She earns the minimum wage, is on a zero-hours contract and knows that she is at the mercy of her boss.
She can be dismissed at any time, forced to take on extra hours at any time and never knows from one week to the next how many hours she will have. She works with clients who have complex medical problems, is expected to administer medication and frequently has to break health and safety rules.
Here’s just two of her typical daily calls:
7.15am – 8.15 am – use own car to drive several miles, first dropping her kids off at a friend’s house. In the space of an hour, she will wash and dress the client, strip the bed, make the bed, empty urine bottles, clean up a spilled urine bottle, clean the bathroom, wash dishes, prepare breakfast, administer medication, prepare lunch for later, put laundry on, hang laundry from yesterday, iron a shirt, talk to client, pick them up when they fall, write up notes and fill in medication chart, sweep the floor, put bins out, help client with a daunting letter from social services, reassure client, make a cup of tea.

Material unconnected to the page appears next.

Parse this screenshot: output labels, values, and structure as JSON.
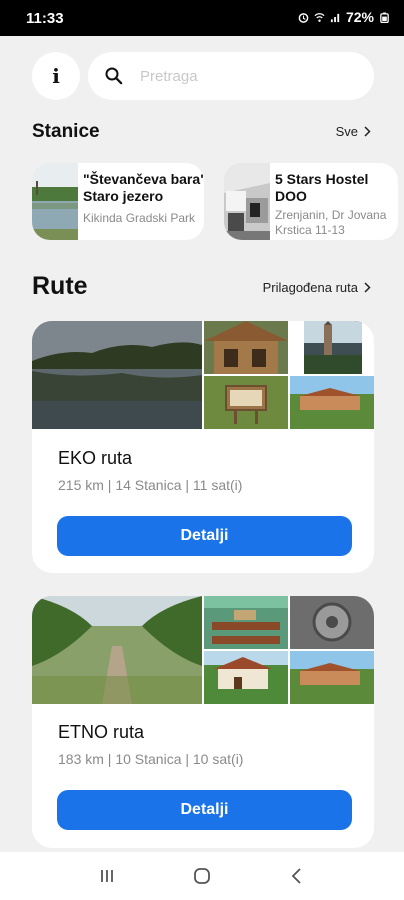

And all for less than £7.
8.15am – 8.30am – there is no travelling time between clients, so she will be late as it will take her 25 minutes to get to her next client. A 15 minute call (a favourite of care companies, detested by the care workers). Here she will administer medication, prepare a lunch for later, make a cup of tea, wash up, put bins out and talk to the client while filling in even more charts.
And all for under £2.

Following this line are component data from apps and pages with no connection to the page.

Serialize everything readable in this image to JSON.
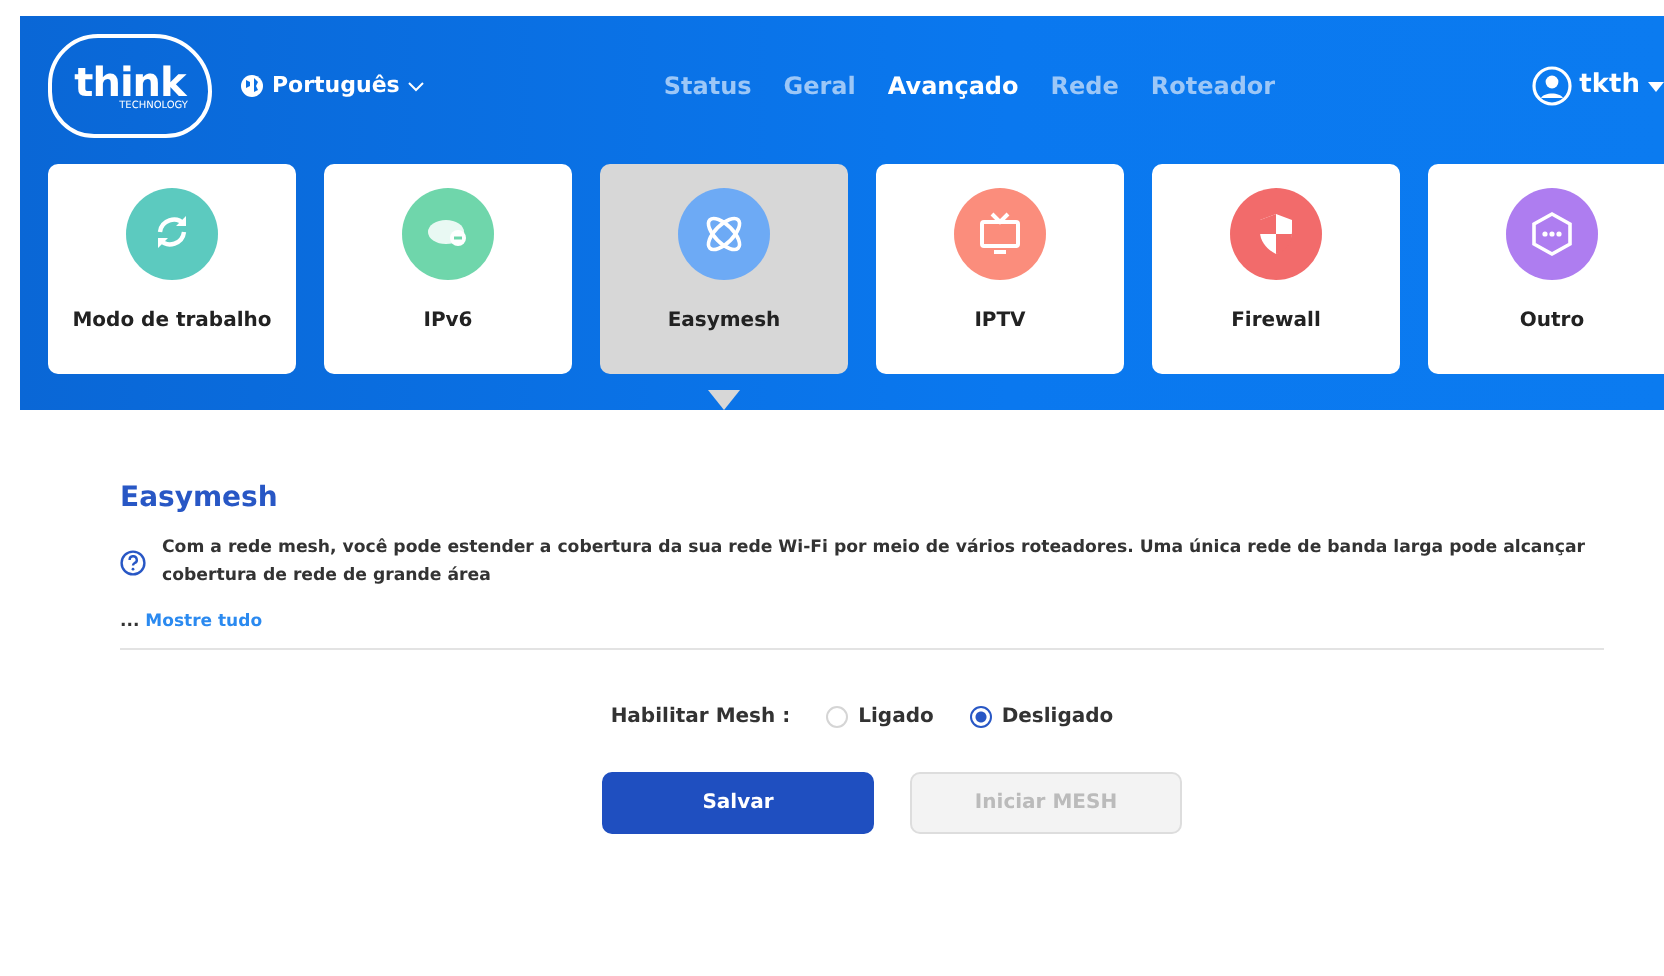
{
  "header": {
    "logo": {
      "name": "think",
      "tagline": "TECHNOLOGY"
    },
    "language": "Português",
    "nav": [
      {
        "label": "Status",
        "selected": false
      },
      {
        "label": "Geral",
        "selected": false
      },
      {
        "label": "Avançado",
        "selected": true
      },
      {
        "label": "Rede",
        "selected": false
      },
      {
        "label": "Roteador",
        "selected": false
      }
    ],
    "user": "tkth"
  },
  "tiles": [
    {
      "label": "Modo de trabalho",
      "kind": "refresh",
      "color": "#5ccabf",
      "selected": false
    },
    {
      "label": "IPv6",
      "kind": "ipv6",
      "color": "#6fd6ab",
      "selected": false
    },
    {
      "label": "Easymesh",
      "kind": "mesh",
      "color": "#6daaf5",
      "selected": true
    },
    {
      "label": "IPTV",
      "kind": "tv",
      "color": "#fb8d7c",
      "selected": false
    },
    {
      "label": "Firewall",
      "kind": "shield",
      "color": "#f26b6b",
      "selected": false
    },
    {
      "label": "Outro",
      "kind": "more",
      "color": "#ae7df0",
      "selected": false
    }
  ],
  "panel": {
    "title": "Easymesh",
    "description": "Com a rede mesh, você pode estender a cobertura da sua rede Wi-Fi por meio de vários roteadores. Uma única rede de banda larga pode alcançar cobertura de rede de grande área",
    "more_prefix": "...",
    "more_link": "Mostre tudo",
    "field_label": "Habilitar Mesh :",
    "options": [
      {
        "label": "Ligado",
        "selected": false
      },
      {
        "label": "Desligado",
        "selected": true
      }
    ],
    "buttons": [
      {
        "label": "Salvar",
        "disabled": false
      },
      {
        "label": "Iniciar MESH",
        "disabled": true
      }
    ]
  }
}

There is then a 3 hour gap. As she lives 10 miles away and petrol is expensive, it’s not worth her going home (she has no petrol allowance for travel to and from her house). So she parks up and sits in her car. By the time she finishes work for the day (a couple of half hour calls), she picks up her kids and gets home at 6pm. She has clocked up a mere 5 hours of wages.

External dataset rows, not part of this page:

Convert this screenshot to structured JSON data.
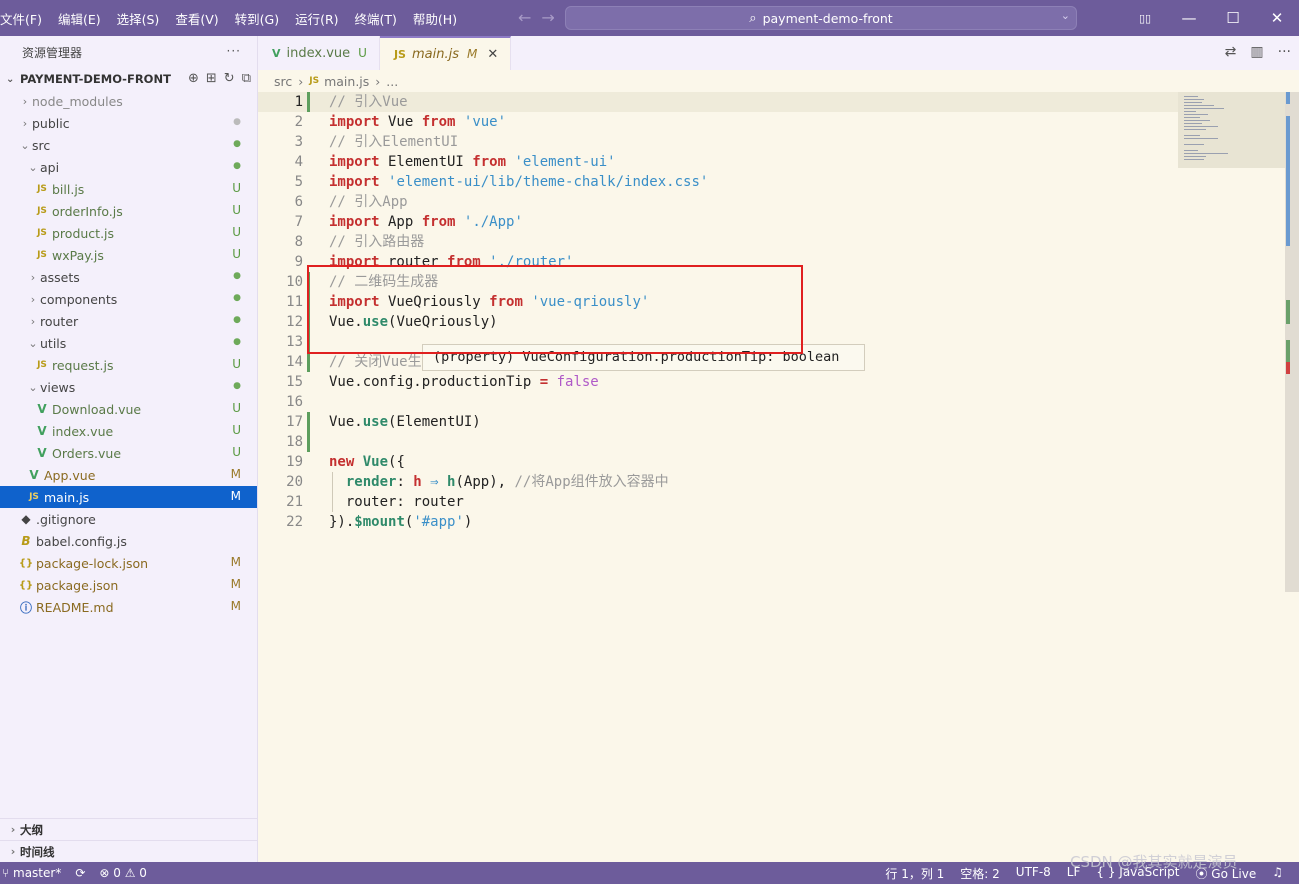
{
  "titlebar": {
    "menus": [
      "文件(F)",
      "编辑(E)",
      "选择(S)",
      "查看(V)",
      "转到(G)",
      "运行(R)",
      "终端(T)",
      "帮助(H)"
    ],
    "search_text": "payment-demo-front",
    "back_icon": "←",
    "forward_icon": "→",
    "min": "—",
    "max": "☐",
    "close": "✕",
    "layout_icon": "▯▯"
  },
  "sidebar": {
    "title": "资源管理器",
    "more": "···",
    "project": "PAYMENT-DEMO-FRONT",
    "tree": [
      {
        "depth": 0,
        "chev": "›",
        "icon": "",
        "name": "node_modules",
        "status": "",
        "style": "gray"
      },
      {
        "depth": 0,
        "chev": "›",
        "icon": "",
        "name": "public",
        "status": "●",
        "style": "normal",
        "status_style": "dot-gray"
      },
      {
        "depth": 0,
        "chev": "⌄",
        "icon": "",
        "name": "src",
        "status": "●",
        "style": "normal",
        "status_style": "dot-green"
      },
      {
        "depth": 1,
        "chev": "⌄",
        "icon": "",
        "name": "api",
        "status": "●",
        "style": "normal",
        "status_style": "dot-green"
      },
      {
        "depth": 2,
        "chev": "",
        "icon": "JS",
        "name": "bill.js",
        "status": "U",
        "style": "u"
      },
      {
        "depth": 2,
        "chev": "",
        "icon": "JS",
        "name": "orderInfo.js",
        "status": "U",
        "style": "u"
      },
      {
        "depth": 2,
        "chev": "",
        "icon": "JS",
        "name": "product.js",
        "status": "U",
        "style": "u"
      },
      {
        "depth": 2,
        "chev": "",
        "icon": "JS",
        "name": "wxPay.js",
        "status": "U",
        "style": "u"
      },
      {
        "depth": 1,
        "chev": "›",
        "icon": "",
        "name": "assets",
        "status": "●",
        "style": "normal",
        "status_style": "dot-green"
      },
      {
        "depth": 1,
        "chev": "›",
        "icon": "",
        "name": "components",
        "status": "●",
        "style": "normal",
        "status_style": "dot-green"
      },
      {
        "depth": 1,
        "chev": "›",
        "icon": "",
        "name": "router",
        "status": "●",
        "style": "normal",
        "status_style": "dot-green"
      },
      {
        "depth": 1,
        "chev": "⌄",
        "icon": "",
        "name": "utils",
        "status": "●",
        "style": "normal",
        "status_style": "dot-green"
      },
      {
        "depth": 2,
        "chev": "",
        "icon": "JS",
        "name": "request.js",
        "status": "U",
        "style": "u"
      },
      {
        "depth": 1,
        "chev": "⌄",
        "icon": "",
        "name": "views",
        "status": "●",
        "style": "normal",
        "status_style": "dot-green"
      },
      {
        "depth": 2,
        "chev": "",
        "icon": "V",
        "name": "Download.vue",
        "status": "U",
        "style": "u"
      },
      {
        "depth": 2,
        "chev": "",
        "icon": "V",
        "name": "index.vue",
        "status": "U",
        "style": "u"
      },
      {
        "depth": 2,
        "chev": "",
        "icon": "V",
        "name": "Orders.vue",
        "status": "U",
        "style": "u"
      },
      {
        "depth": 1,
        "chev": "",
        "icon": "V",
        "name": "App.vue",
        "status": "M",
        "style": "m"
      },
      {
        "depth": 1,
        "chev": "",
        "icon": "JS",
        "name": "main.js",
        "status": "M",
        "style": "selected"
      },
      {
        "depth": 0,
        "chev": "",
        "icon": "◆",
        "name": ".gitignore",
        "status": "",
        "style": "normal"
      },
      {
        "depth": 0,
        "chev": "",
        "icon": "B",
        "name": "babel.config.js",
        "status": "",
        "style": "normal"
      },
      {
        "depth": 0,
        "chev": "",
        "icon": "{}",
        "name": "package-lock.json",
        "status": "M",
        "style": "m"
      },
      {
        "depth": 0,
        "chev": "",
        "icon": "{}",
        "name": "package.json",
        "status": "M",
        "style": "m"
      },
      {
        "depth": 0,
        "chev": "",
        "icon": "ⓘ",
        "name": "README.md",
        "status": "M",
        "style": "m"
      }
    ],
    "outline": "大纲",
    "timeline": "时间线"
  },
  "tabs": [
    {
      "icon": "V",
      "name": "index.vue",
      "status": "U",
      "active": false
    },
    {
      "icon": "JS",
      "name": "main.js",
      "status": "M",
      "active": true,
      "close": "✕"
    }
  ],
  "breadcrumb": {
    "folder": "src",
    "file_icon": "JS",
    "file": "main.js",
    "rest": "..."
  },
  "editor": {
    "lines": [
      [
        [
          "c-comment",
          "// 引入Vue"
        ]
      ],
      [
        [
          "c-kw",
          "import"
        ],
        [
          "",
          " Vue "
        ],
        [
          "c-kw",
          "from"
        ],
        [
          "",
          " "
        ],
        [
          "c-str",
          "'vue'"
        ]
      ],
      [
        [
          "c-comment",
          "// 引入ElementUI"
        ]
      ],
      [
        [
          "c-kw",
          "import"
        ],
        [
          "",
          " ElementUI "
        ],
        [
          "c-kw",
          "from"
        ],
        [
          "",
          " "
        ],
        [
          "c-str",
          "'element-ui'"
        ]
      ],
      [
        [
          "c-kw",
          "import"
        ],
        [
          "",
          " "
        ],
        [
          "c-str",
          "'element-ui/lib/theme-chalk/index.css'"
        ]
      ],
      [
        [
          "c-comment",
          "// 引入App"
        ]
      ],
      [
        [
          "c-kw",
          "import"
        ],
        [
          "",
          " App "
        ],
        [
          "c-kw",
          "from"
        ],
        [
          "",
          " "
        ],
        [
          "c-str",
          "'./App'"
        ]
      ],
      [
        [
          "c-comment",
          "// 引入路由器"
        ]
      ],
      [
        [
          "c-kw",
          "import"
        ],
        [
          "",
          " router "
        ],
        [
          "c-kw",
          "from"
        ],
        [
          "",
          " "
        ],
        [
          "c-str",
          "'./router'"
        ]
      ],
      [
        [
          "c-comment",
          "// 二维码生成器"
        ]
      ],
      [
        [
          "c-kw",
          "import"
        ],
        [
          "",
          " VueQriously "
        ],
        [
          "c-kw",
          "from"
        ],
        [
          "",
          " "
        ],
        [
          "c-str",
          "'vue-qriously'"
        ]
      ],
      [
        [
          "",
          "Vue."
        ],
        [
          "c-fn",
          "use"
        ],
        [
          "",
          "(VueQriously)"
        ]
      ],
      [],
      [
        [
          "c-comment",
          "// 关闭Vue生"
        ]
      ],
      [
        [
          "",
          "Vue.config.productionTip "
        ],
        [
          "c-kw",
          "="
        ],
        [
          "",
          " "
        ],
        [
          "c-bool",
          "false"
        ]
      ],
      [],
      [
        [
          "",
          "Vue."
        ],
        [
          "c-fn",
          "use"
        ],
        [
          "",
          "(ElementUI)"
        ]
      ],
      [],
      [
        [
          "c-kw",
          "new"
        ],
        [
          "",
          " "
        ],
        [
          "c-fn",
          "Vue"
        ],
        [
          "",
          "({"
        ]
      ],
      [
        [
          "",
          "  "
        ],
        [
          "c-fn",
          "render"
        ],
        [
          "",
          ": "
        ],
        [
          "c-kw",
          "h"
        ],
        [
          "",
          " "
        ],
        [
          "c-arrow",
          "⇒"
        ],
        [
          "",
          " "
        ],
        [
          "c-fn",
          "h"
        ],
        [
          "",
          "(App), "
        ],
        [
          "c-comment",
          "//将App组件放入容器中"
        ]
      ],
      [
        [
          "",
          "  router: router"
        ]
      ],
      [
        [
          "",
          "})."
        ],
        [
          "c-fn",
          "$mount"
        ],
        [
          "",
          "("
        ],
        [
          "c-str",
          "'#app'"
        ],
        [
          "",
          ")"
        ]
      ]
    ],
    "hover_text": "(property) VueConfiguration.productionTip: boolean"
  },
  "statusbar": {
    "branch": "master*",
    "sync": "⟳",
    "problems": "⊗ 0 ⚠ 0",
    "position": "行 1，列 1",
    "spaces": "空格: 2",
    "encoding": "UTF-8",
    "eol": "LF",
    "language": "{ } JavaScript",
    "golive": "Go Live"
  },
  "watermark": "CSDN @我其实就是演员"
}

With such appalling conditions, who’d be a carer? The responsibility is huge, the rewards minimal. The only winners are the care company bosses who coin it in at the expense of exploited workers. Most carers are dedicated and want to make a difference. Most leave within a year, worn out by a system that doesn’t care.